ACTIVITY:
State, as a bare number, how many lines below contain "icon".

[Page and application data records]
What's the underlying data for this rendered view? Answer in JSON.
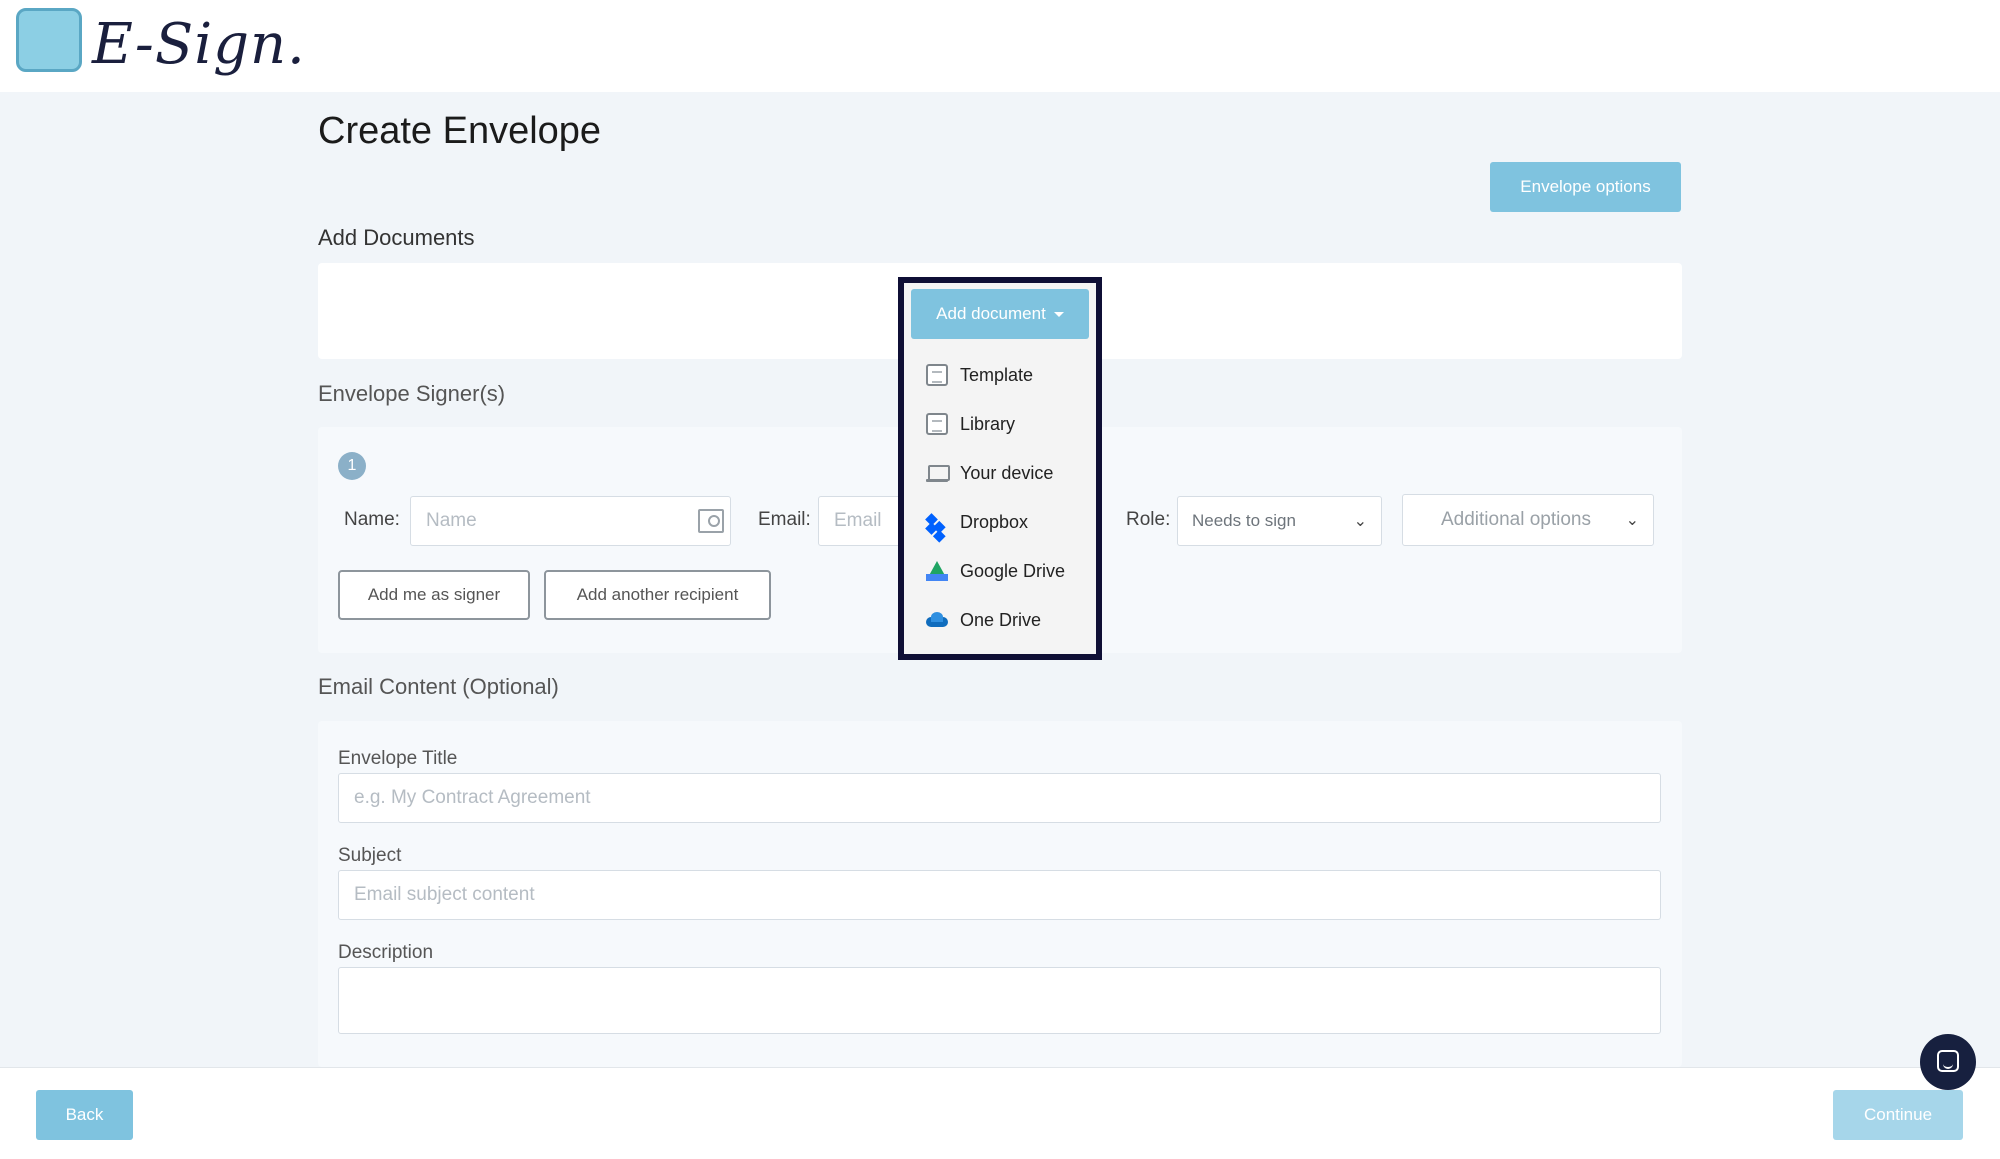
{
  "app": {
    "logo_text": "E-Sign."
  },
  "page": {
    "title": "Create Envelope"
  },
  "toolbar": {
    "envelope_options_label": "Envelope options"
  },
  "documents": {
    "section_label": "Add Documents",
    "add_button_label": "Add document",
    "menu": [
      {
        "label": "Template",
        "icon": "template-icon"
      },
      {
        "label": "Library",
        "icon": "library-icon"
      },
      {
        "label": "Your device",
        "icon": "laptop-icon"
      },
      {
        "label": "Dropbox",
        "icon": "dropbox-icon"
      },
      {
        "label": "Google Drive",
        "icon": "google-drive-icon"
      },
      {
        "label": "One Drive",
        "icon": "onedrive-icon"
      }
    ]
  },
  "signers": {
    "section_label": "Envelope Signer(s)",
    "step_number": "1",
    "name_label": "Name:",
    "name_placeholder": "Name",
    "email_label": "Email:",
    "email_placeholder": "Email",
    "role_label": "Role:",
    "role_value": "Needs to sign",
    "additional_options_label": "Additional options",
    "add_me_label": "Add me as signer",
    "add_another_label": "Add another recipient"
  },
  "email_content": {
    "section_label": "Email Content (Optional)",
    "title_label": "Envelope Title",
    "title_placeholder": "e.g. My Contract Agreement",
    "subject_label": "Subject",
    "subject_placeholder": "Email subject content",
    "description_label": "Description"
  },
  "footer": {
    "back_label": "Back",
    "continue_label": "Continue"
  },
  "colors": {
    "accent": "#7fc3df",
    "frame": "#0f0f35",
    "chat": "#17203f"
  }
}
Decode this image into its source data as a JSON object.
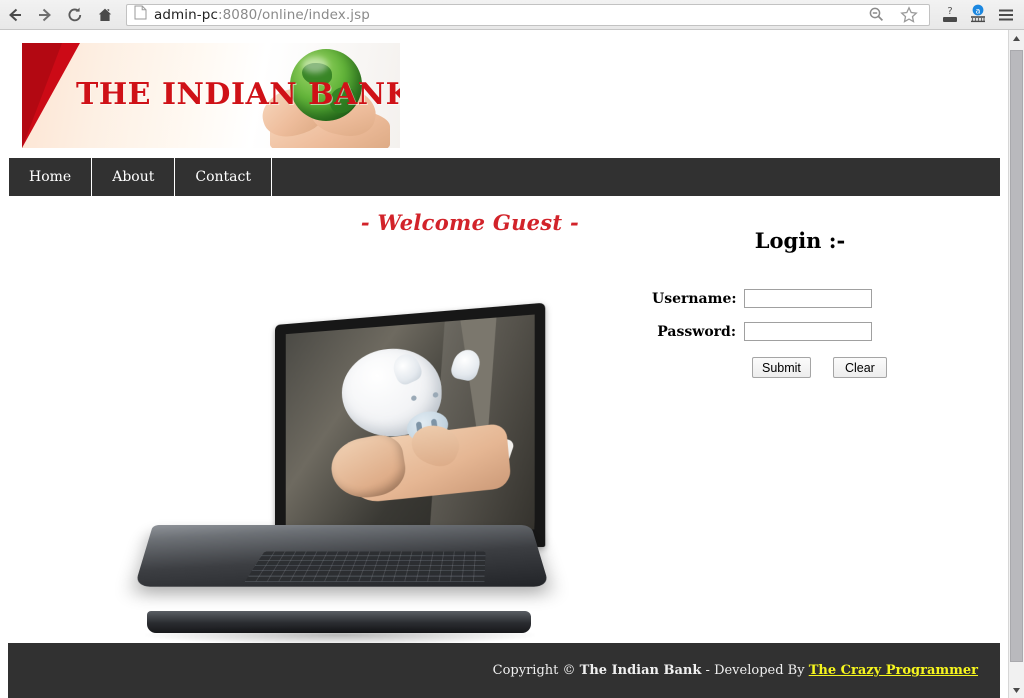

ANSWER FOR THIS EXERCISE:
6